| AVAILABLE DATA |
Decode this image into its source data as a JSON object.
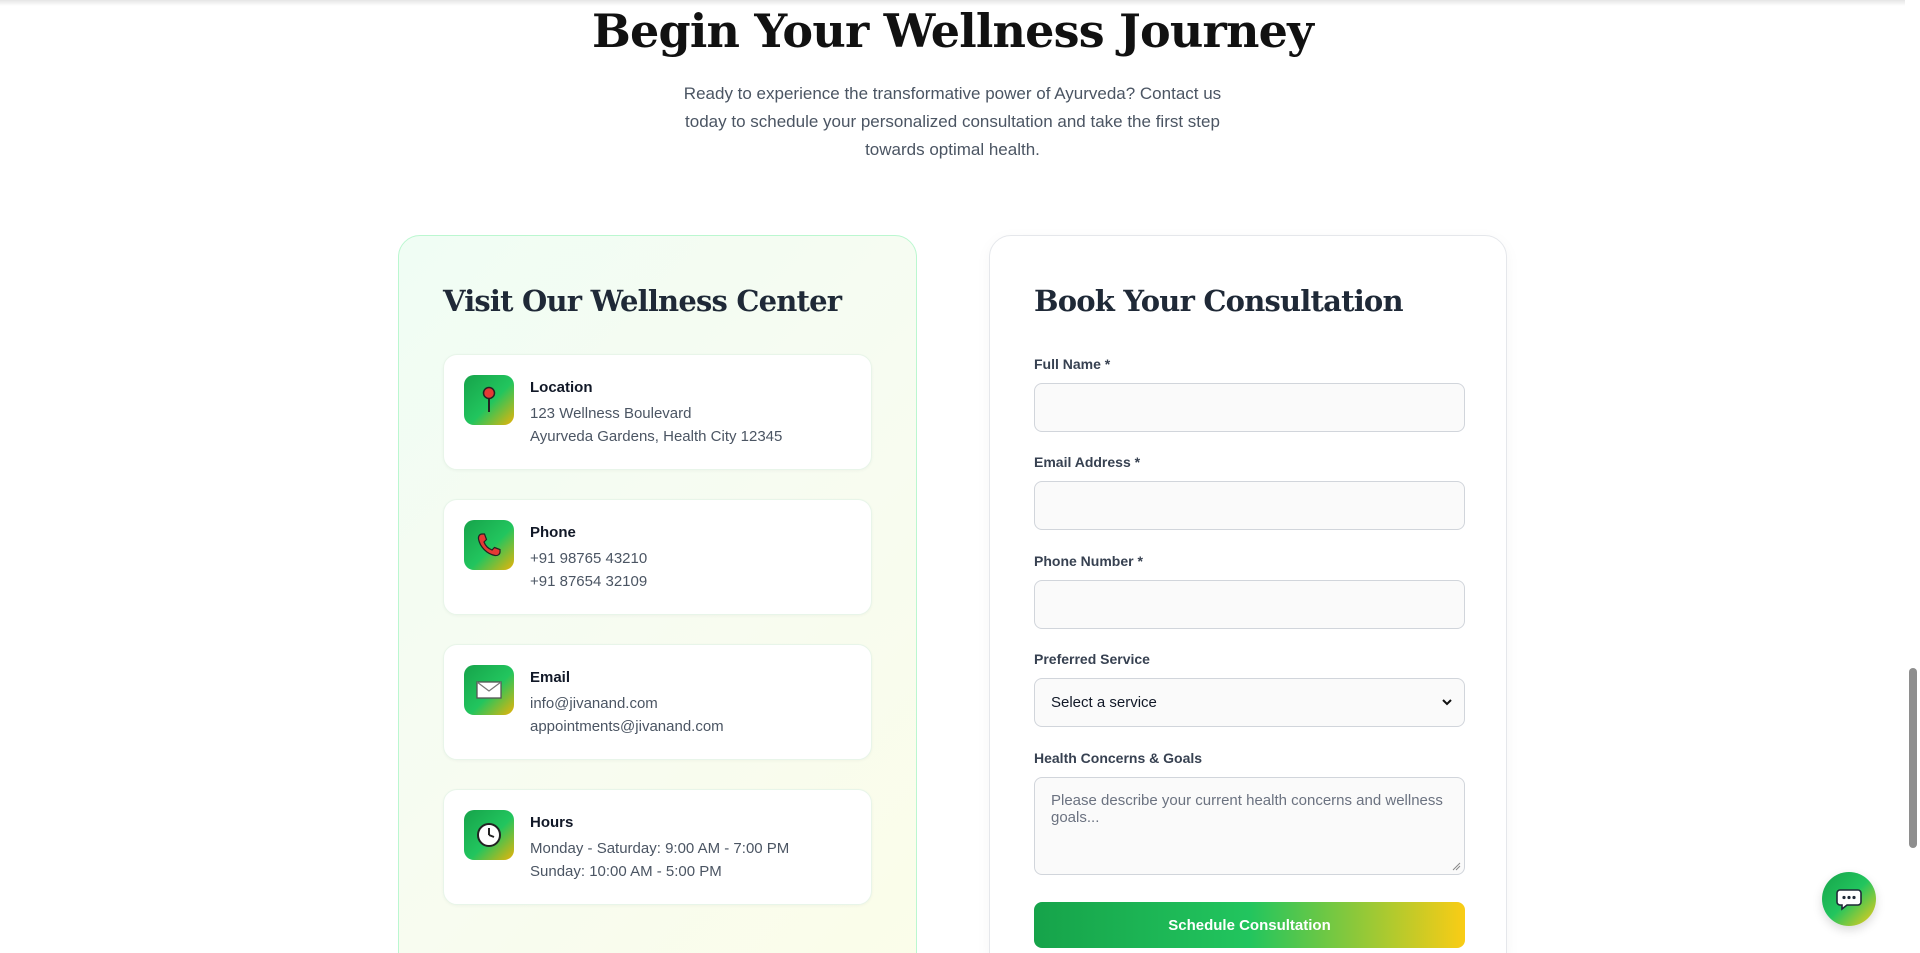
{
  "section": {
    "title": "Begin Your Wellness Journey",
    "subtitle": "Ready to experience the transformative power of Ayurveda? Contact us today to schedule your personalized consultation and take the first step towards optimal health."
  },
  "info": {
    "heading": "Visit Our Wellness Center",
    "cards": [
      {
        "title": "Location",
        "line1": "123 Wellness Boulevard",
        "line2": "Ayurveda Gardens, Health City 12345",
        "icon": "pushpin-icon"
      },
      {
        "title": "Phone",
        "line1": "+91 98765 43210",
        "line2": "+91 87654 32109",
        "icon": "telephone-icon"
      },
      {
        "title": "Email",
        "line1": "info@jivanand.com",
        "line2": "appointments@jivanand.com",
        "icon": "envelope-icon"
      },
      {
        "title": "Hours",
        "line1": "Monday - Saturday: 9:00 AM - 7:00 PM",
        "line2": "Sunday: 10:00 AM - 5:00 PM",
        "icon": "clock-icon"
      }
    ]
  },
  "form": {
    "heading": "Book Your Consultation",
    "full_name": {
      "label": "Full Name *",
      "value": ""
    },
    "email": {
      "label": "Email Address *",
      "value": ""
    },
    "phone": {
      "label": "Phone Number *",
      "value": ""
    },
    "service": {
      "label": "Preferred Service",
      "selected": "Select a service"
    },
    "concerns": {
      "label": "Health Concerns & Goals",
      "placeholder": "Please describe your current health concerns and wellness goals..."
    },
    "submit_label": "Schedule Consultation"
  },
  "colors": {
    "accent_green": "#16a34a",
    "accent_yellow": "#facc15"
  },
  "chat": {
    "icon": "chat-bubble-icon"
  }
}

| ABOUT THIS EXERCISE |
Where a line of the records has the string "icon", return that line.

| REPLY |
        "icon": "pushpin-icon"
        "icon": "telephone-icon"
        "icon": "envelope-icon"
        "icon": "clock-icon"
    "icon": "chat-bubble-icon"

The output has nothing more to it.